Personalization is king. But it’s a complicated king that requires attention.
Into the holiday season, the CEO of Etsy, Josh Silverman, has confirmed that searches for “personalized gifts” have been the most popular search term this year… even more popular than “masks.”
Consumers are not only wanting personalized content and experiences, but they’re expecting them. Meaning that for brands and retailers, personalization is in the upper tiers of concern and is being constantly tweaked and updated, given care and attention. But it presents pain points.
I’m sure you’re aware of the following scenario: the sound of your inbox sends you to your emails, where you’ve been sent a reminder about your loyalty rewards, and how they’re set to expire VERY SOON, despite the fact that you’re only just redeemed them. Or, this other scenario: you get an email from a store that has sent you product recommendations based on your likes, past purchases, and browsing habits, yet when your eyebrows rise, your heartbeat quickens, and you click on the link, you find that the products are currently out of stock.
The brand started the interaction, and enticed the consumer into offers and updates, only for them to be faulty, stringing the customer along and ending up in frustration.
As consumers, we expect that the polyamoruous love we have for our favorite brands translate into fulfilling and accurate experience online. At the very least, we expect brands to know who we are, how we shop, what we want, and not to infuriate us with their empty promises – am I still talking about brands or boy/girlfriends?
Unfulfilling online experiences are only going to push customers into the arms of a lover rival.
Each message from a brand gives them a great opportunity to boost value and help out their customers. It can spark our ideas for holiday presents, it can save us money, save us time… and in return we give them more loyalty.
In order to help out brands and retainers, we must first critique them and look at the challenges they are facing in terms of implementing personalization.
As brands expand and scale the more problematic it is to reach out to their customers one-to-one. That’s when data becomes even more important to build better portraits of each customer, which is then used to channel personalized content. But all data is not created equally; choosing the right data is the key in determining which is used to tailor content to each customer.
This is perhaps the reason why just 14% of brands describe themselves as very satisfied with the solutions that have been provided by “decisioning technology”. Put another way, most companies are unhappy with AI, which is not meeting the high demands of their customers.
Data is also often disconnected from each other, unable to talk to each other. Using a platform that is able to pick up data from all areas of the customer journey, and integrate it into how it then communicates to those customers, is how you’re going to boost better online experiences.

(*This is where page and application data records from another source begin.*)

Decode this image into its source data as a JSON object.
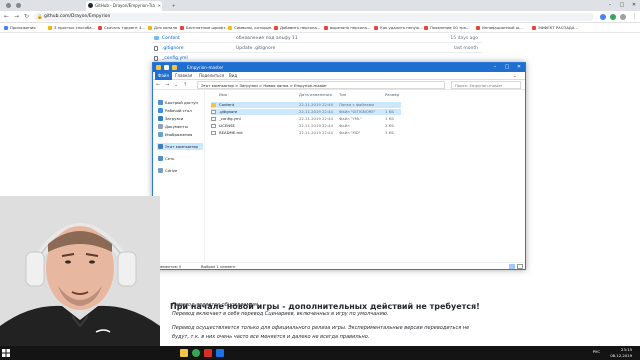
{
  "browser": {
    "tabs": [
      {
        "label": "GitHub - Drayon/Empyrion-Tra",
        "active": true
      },
      {
        "label": "",
        "active": false
      },
      {
        "label": "",
        "active": false
      }
    ],
    "url": "github.com/Drayon/Empyrion",
    "window_controls": {
      "minimize": "–",
      "maximize": "□",
      "close": "✕"
    }
  },
  "bookmarks": [
    "Приложения",
    "3 простых способа...",
    "Скачать торрент 4...",
    "Для канала",
    "Бесплатные шрифт...",
    "Символы, которые...",
    "Добавить персона...",
    "вырезано персона...",
    "Как удалить ненуж...",
    "Появление 00 тра...",
    "Инновационный ш...",
    "ЭФФЕКТ РАСПАДА..."
  ],
  "github": {
    "rows": [
      {
        "name": "Content",
        "message": "обновление под альфу 11",
        "age": "15 days ago",
        "type": "dir"
      },
      {
        "name": ".gitignore",
        "message": "Update .gitignore",
        "age": "last month",
        "type": "file"
      },
      {
        "name": "_config.yml",
        "message": "",
        "age": "",
        "type": "file"
      }
    ],
    "readme_title": "При начале новой игры - дополнительных действий не требуется!",
    "readme_lines": [
      "Перевод является обновляемым.",
      "Перевод включает в себя перевод Сценариев, включенных в игру по умолчанию.",
      "Перевод осуществляется только для официального релиза игры. Экспериментальные версии переводиться не",
      "будут, т.к. в них очень часто все меняется и далеко не всегда правильно."
    ]
  },
  "explorer": {
    "title": "Empyrion-master",
    "ribbon_tabs": [
      "Файл",
      "Главная",
      "Поделиться",
      "Вид"
    ],
    "path": "Этот компьютер  >  Загрузки  >  Новая папка  >  Empyrion-master",
    "search_placeholder": "Поиск: Empyrion-master",
    "nav_items": [
      "Быстрый доступ",
      "Рабочий стол",
      "Загрузки",
      "Документы",
      "Изображения",
      "Этот компьютер",
      "Сеть",
      "Cdrive"
    ],
    "columns": {
      "name": "Имя",
      "date": "Дата изменения",
      "type": "Тип",
      "size": "Размер"
    },
    "files": [
      {
        "name": "Content",
        "date": "22.11.2019 22:44",
        "type": "Папка с файлами",
        "size": "",
        "kind": "folder"
      },
      {
        "name": ".gitignore",
        "date": "22.11.2019 22:44",
        "type": "Файл \"GITIGNORE\"",
        "size": "1 КБ",
        "kind": "file"
      },
      {
        "name": "_config.yml",
        "date": "22.11.2019 22:44",
        "type": "Файл \"YML\"",
        "size": "1 КБ",
        "kind": "file"
      },
      {
        "name": "LICENSE",
        "date": "22.11.2019 22:44",
        "type": "Файл",
        "size": "2 КБ",
        "kind": "file"
      },
      {
        "name": "README.md",
        "date": "22.11.2019 22:44",
        "type": "Файл \"MD\"",
        "size": "3 КБ",
        "kind": "file"
      }
    ],
    "status_count": "Элементов: 5",
    "status_selected": "Выбран 1 элемент"
  },
  "taskbar": {
    "time": "23:15",
    "date": "08.12.2019",
    "lang": "РУС"
  },
  "colors": {
    "explorer_accent": "#1e6fd0",
    "selection": "#cce8ff",
    "link": "#0366d6"
  }
}
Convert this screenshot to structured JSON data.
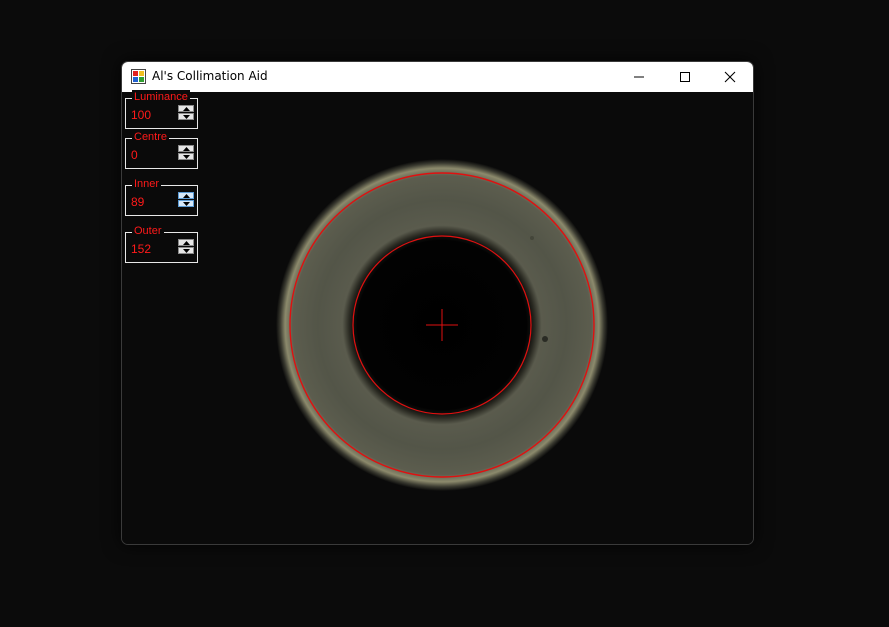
{
  "window": {
    "title": "Al's Collimation Aid",
    "app_icon": "colorful-app-icon",
    "controls": {
      "minimize": "minimize-icon",
      "maximize": "maximize-icon",
      "close": "close-icon"
    }
  },
  "settings": [
    {
      "label": "Luminance",
      "value": "100"
    },
    {
      "label": "Centre",
      "value": "0"
    },
    {
      "label": "Inner",
      "value": "89"
    },
    {
      "label": "Outer",
      "value": "152"
    }
  ],
  "overlay": {
    "color": "#e01010",
    "inner_radius": 89,
    "outer_radius": 152,
    "crosshair": "crosshair-icon"
  },
  "colors": {
    "annulus": "#55574a",
    "halo": "#8e8c6e",
    "titlebar": "#ffffff",
    "label": "#ff1a1a"
  }
}
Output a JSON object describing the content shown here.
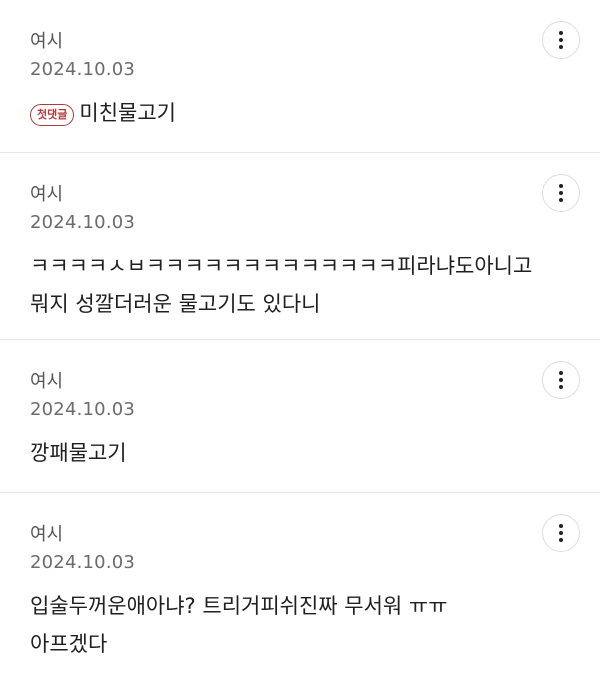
{
  "comments": [
    {
      "author": "여시",
      "date": "2024.10.03",
      "badge": "첫댓글",
      "lines": [
        "미친물고기"
      ]
    },
    {
      "author": "여시",
      "date": "2024.10.03",
      "lines": [
        "ㅋㅋㅋㅋㅅㅂㅋㅋㅋㅋㅋㅋㅋㅋㅋㅋㅋㅋㅋ피라냐도아니고",
        "뭐지 성깔더러운 물고기도 있다니"
      ]
    },
    {
      "author": "여시",
      "date": "2024.10.03",
      "lines": [
        "깡패물고기"
      ]
    },
    {
      "author": "여시",
      "date": "2024.10.03",
      "lines": [
        "입술두꺼운애아냐? 트리거피쉬진짜 무서워 ㅠㅠ",
        "아프겠다"
      ]
    }
  ],
  "icons": {
    "more": "more-vertical-icon"
  },
  "colors": {
    "badge": "#b23a3a",
    "divider": "#e6e6e6"
  }
}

Among the very best is the Einstein AI that works across the Salesforce cloud family, including Salesforce Commerce Cloud, the ecommerce platform of choice for brands with the biggest muscles – which is actually broken down into two separate platforms: Salesforce B2C Commerce and Salesforce B2B Commerce.
Salesforce’s Einstein technology works behind the scenes on the back-end that not only collects data but also trains itself to learn customer behavior.
The one thing that brands are increasingly asking for is more intelligent AI, and Salesforce’s Einstein is perhaps the smartest of them – at least for now.